LONDON — An unprecedented "ransomware" cyberattack that has already hit tens of thousands of victims in 150 countries could wreak greater havoc as more malicious variations appear and people return to their desks Monday and power up computers at the start of the workweek.
Officials and experts on Sunday urged organizations and companies to update their operating systems immediately to ensure they aren't vulnerable to a second, more powerful version of the software — or to future versions that can't be stopped.
The cyberattack paralyzed computers that run Britain's hospital network, Germany's national railway and scores of other companies and government agencies worldwide.
The attack, already believed to be the biggest online extortion scheme ever recorded, is an "escalating threat" after hitting 200,000 victims across the world since Friday, according to Rob Wainwright, the head of Europol, Europe's policing agency.
"The numbers are still going up," Wainwright said. "We've seen that the slowdown of the infection rate over Friday night, after a temporary fix around it, has now been overcome by a second variation the criminals have released."
Researchers discovered at least two variants of the rapidly replicating worm Sunday and one did not include the so-called kill switch that allowed them to interrupt its spread Friday by diverting it to a dead end on the internet.
Ryan Kalember, senior vice president at Proofpoint Inc., said the version with no kill switch was able to spread but it contained a flaw that wouldn't allow it to take over a computer and demand ransom to unlock files. However, he said it's only a matter of time before such a version exists.
"I still expect another to pop up and be fully operational," Kalember said. "We haven't fully dodged this bullet at all until we're patched against the vulnerability itself."
The attack held users hostage by freezing their computers, encrypting their data and demanding money through online bitcoin payment — $300 at first, rising to $600 before it destroys files hours later.
The 200,000 victims included more than 100,000 organizations, Europol spokesman Jan Op Gen Oorth told The Associated Press.
He said it was too early to say who was behind the onslaught and what their motivation was, aside from the obvious demand for money. So far, he said, not many people have paid the ransom demanded by the malware.
The effects were felt across the globe, with Britain's National Health Service, Russia's Interior Ministry and companies including Spain's Telefonica, FedEx Corp. in the U.S. and French carmaker Renault all reporting disruptions.
Chinese media reported Sunday that students at several universities were hit, blocking access to their thesis papers and dissertation presentations.
Had it not been for a young British cybersecurity researcher's accidental discovery of a so-called "kill switch," the malicious software likely would have spread much farther and faster.
The 22-year-old researcher known as "MalwareTech," who wanted to remain anonymous, said he spotted a hidden web address in the "WannaCry" code and made it official by registering its domain name. That move, which cost just $10.69, redirected the attacks to the server of Kryptos Logic, the security company where he works. The server operates as a "sinkhole" to collect information about malware — and in Friday's case kept the malware from escaping.

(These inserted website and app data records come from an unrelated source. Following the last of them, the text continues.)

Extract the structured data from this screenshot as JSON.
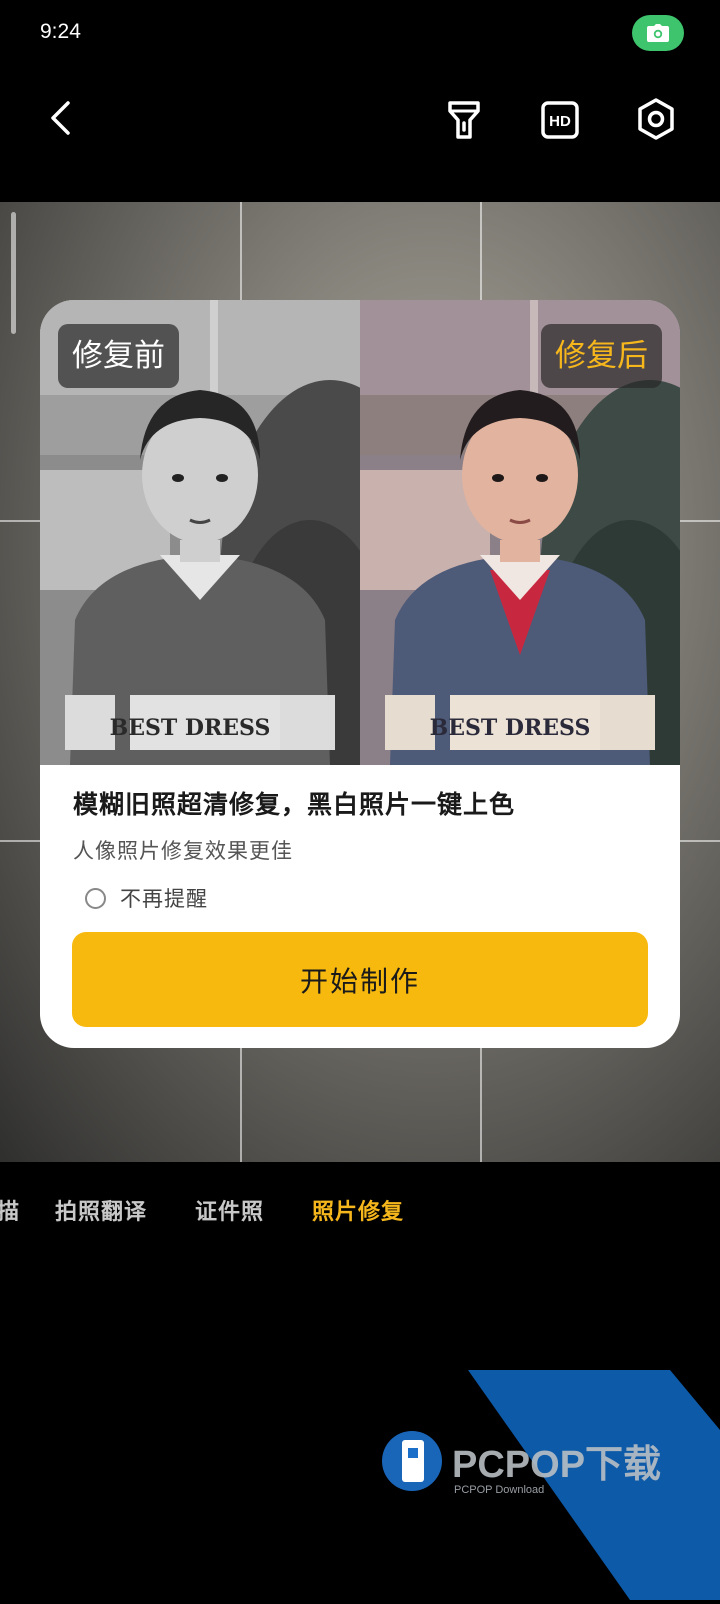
{
  "status_bar": {
    "time": "9:24",
    "icon": "camera-icon"
  },
  "toolbar": {
    "back_icon": "chevron-left-icon",
    "flashlight_icon": "flashlight-icon",
    "hd_label": "HD",
    "settings_icon": "settings-icon"
  },
  "dialog": {
    "before_label": "修复前",
    "after_label": "修复后",
    "title": "模糊旧照超清修复，黑白照片一键上色",
    "subtitle": "人像照片修复效果更佳",
    "dont_remind": "不再提醒",
    "dont_remind_checked": false,
    "start_button": "开始制作",
    "photo_text": "BEST DRESS"
  },
  "modes": {
    "items": [
      "描",
      "拍照翻译",
      "证件照",
      "照片修复"
    ],
    "active_index": 3
  },
  "watermark": {
    "brand": "PCPOP下载",
    "sub": "PCPOP Download"
  },
  "colors": {
    "accent": "#f7b90e",
    "active_mode": "#f6b71c",
    "pill_green": "#3ec46d",
    "watermark_blue": "#0d5aa8"
  }
}
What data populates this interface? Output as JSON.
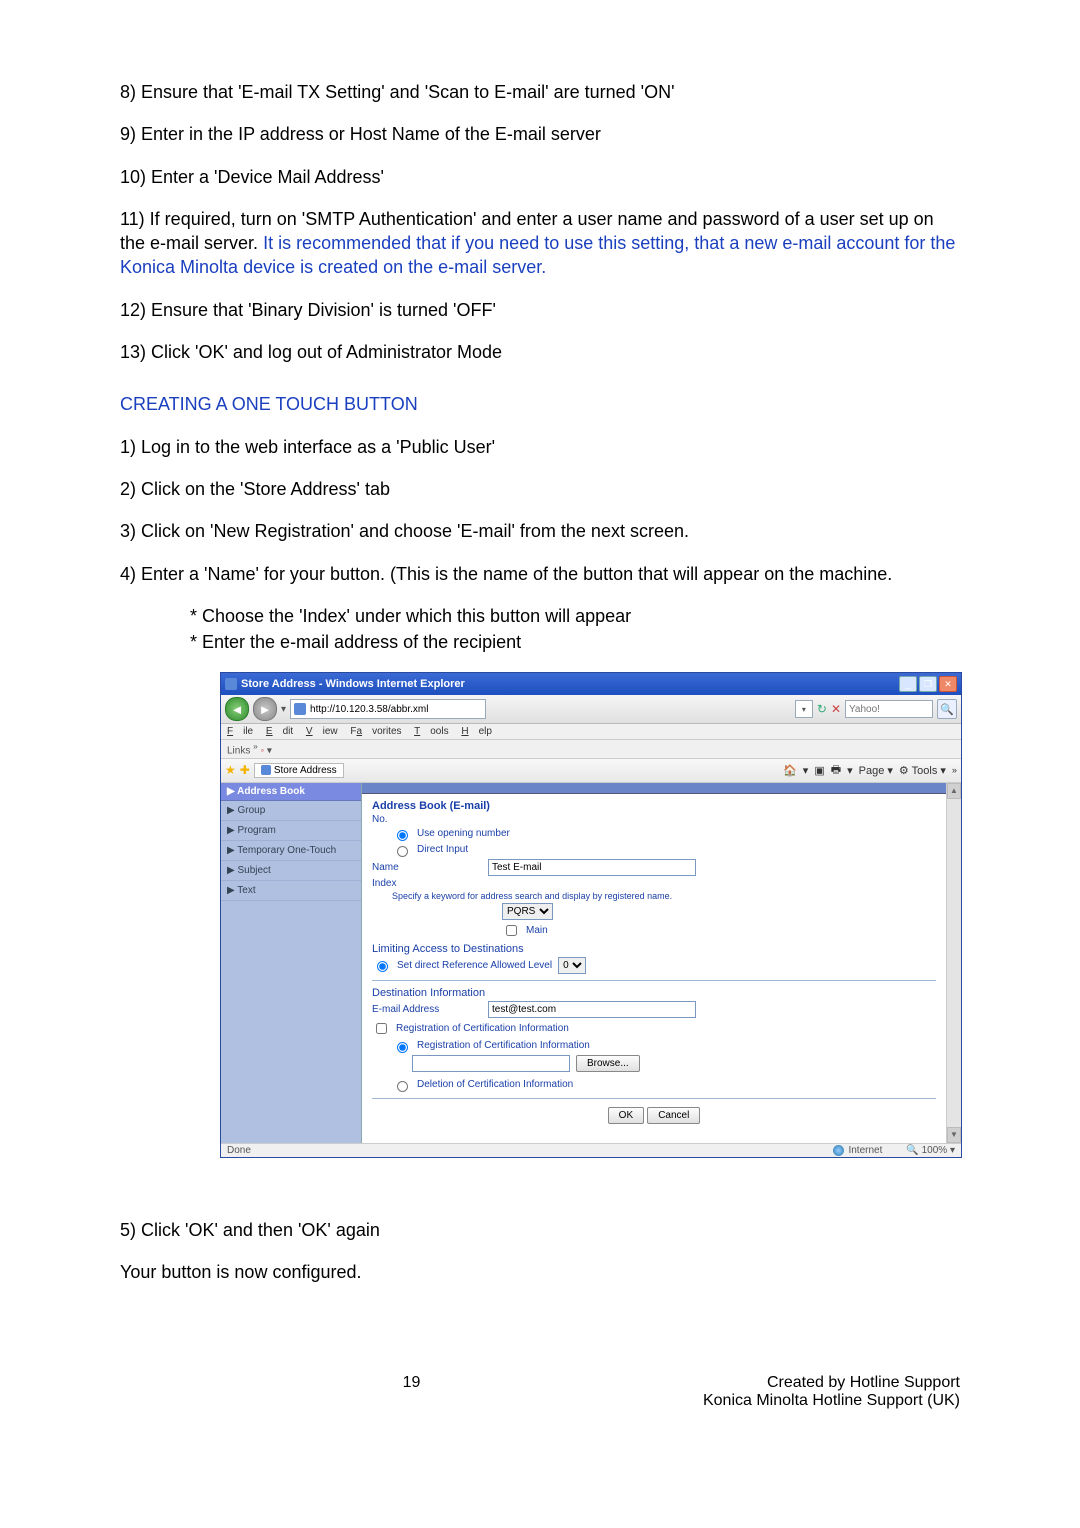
{
  "body": {
    "p1": "8) Ensure that 'E-mail TX Setting' and 'Scan to E-mail' are turned 'ON'",
    "p2": "9) Enter in the IP address or Host Name of the E-mail server",
    "p3": "10) Enter a 'Device Mail Address'",
    "p4a": "11) If required, turn on 'SMTP Authentication' and enter a user name and password of a user set up on the e-mail server.  ",
    "p4b": "It is recommended that if you need to use this setting, that a new e-mail account for the Konica Minolta device is created on the e-mail server.",
    "p5": "12) Ensure that 'Binary Division' is turned 'OFF'",
    "p6": "13) Click 'OK' and log out of Administrator Mode",
    "h1": "CREATING A ONE TOUCH BUTTON",
    "p7": "1) Log in to the web interface as a 'Public User'",
    "p8": "2) Click on the 'Store Address' tab",
    "p9": "3) Click on 'New Registration' and choose 'E-mail' from the next screen.",
    "p10": "4) Enter a 'Name' for your button.  (This is the name of the button that will appear on the machine.",
    "b1": "* Choose the 'Index' under which this button will appear",
    "b2": "* Enter the e-mail address of the recipient",
    "p11": "5) Click 'OK' and then 'OK' again",
    "p12": "Your button is now configured."
  },
  "footer": {
    "page": "19",
    "line1": "Created by Hotline Support",
    "line2": "Konica Minolta Hotline Support (UK)"
  },
  "ie": {
    "title": "Store Address - Windows Internet Explorer",
    "url": "http://10.120.3.58/abbr.xml",
    "search_placeholder": "Yahoo!",
    "menu": {
      "file": "File",
      "edit": "Edit",
      "view": "View",
      "favorites": "Favorites",
      "tools": "Tools",
      "help": "Help"
    },
    "links_label": "Links",
    "tab_label": "Store Address",
    "toolbar": {
      "home": "▾",
      "print": "Print",
      "page": "Page",
      "tools": "Tools"
    },
    "sidebar": {
      "header": "Address Book",
      "items": [
        "Group",
        "Program",
        "Temporary One-Touch",
        "Subject",
        "Text"
      ]
    },
    "form": {
      "heading": "Address Book (E-mail)",
      "no": "No.",
      "use_opening": "Use opening number",
      "direct_input": "Direct Input",
      "name_lbl": "Name",
      "name_val": "Test E-mail",
      "index_lbl": "Index",
      "index_hint": "Specify a keyword for address search and display by registered name.",
      "index_sel": "PQRS",
      "main_chk": "Main",
      "limit_hdr": "Limiting Access to Destinations",
      "ref_level": "Set direct Reference Allowed Level",
      "ref_level_val": "0",
      "dest_hdr": "Destination Information",
      "email_lbl": "E-mail Address",
      "email_val": "test@test.com",
      "reg_cert_chk": "Registration of Certification Information",
      "reg_cert_radio": "Registration of Certification Information",
      "browse": "Browse...",
      "del_cert": "Deletion of Certification Information",
      "ok": "OK",
      "cancel": "Cancel"
    },
    "status": {
      "done": "Done",
      "zone": "Internet",
      "zoom": "100%"
    }
  }
}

Security officials urged organizations to protect themselves by installing security fixes right away, running antivirus software and backing up data elsewhere.
"Just patch their systems as soon as possible," MalwareTech said. "It won't be too late as long as they're not infected. It should just be a case of making sure installing updates is enabled, installing the updates, and reboot."
The ransomware appeared to exploit a vulnerability in Microsoft Windows that was purportedly identified by the U.S. National Security Agency for its own intelligence-gathering purposes. The NSA tools were stolen by hackers and dumped on the internet.
Experts say this vulnerability has been understood among experts for months, yet too many groups failed to take it seriously. Microsoft had "patched," or fixed it, in updates of recent versions of Windows since March, but many users did not apply the software fix.
Worse, the malware was able to create so much chaos because it was designed to self-replicate like a virus, spreading quickly once inside university, business and government networks.
Microsoft was quick to change its policy, announcing free security patches to fix this vulnerability in the older Windows systems still used by millions of individuals and smaller businesses. Before Friday's attack, Microsoft had made fixes for older systems, such as 2001's Windows XP, available only to those who paid extra for extended technical support.
"The problem is the larger organizations are still running on old, no longer supported operating systems," said Lawrence Abrams, a New York-based blogger who runs BleepingComputer.com. "So they no longer get the security updates they should be."
Short of paying, options for those already infected are usually limited to recovering data files from a backup, if available, or living without them.
British cybersecurity expert Graham Cluley doesn't want to blame the NSA for the attack, though he said they have a duty to citizens who "are living an online life."
"Obviously, they want those tools in order to spy on people of interest, on other countries, to conduct surveillance," Cluley said. "It's a handy thing to have, but it's a dangerous thing to have. Because they can be used against you. And that's what's happening right now."
Burnett reported from Chicago. Allen G. Breed from Raleigh, North Carolina, Brian Melley in Los Angeles and AP Technology Writer Anick Jesdanun in New York contributed.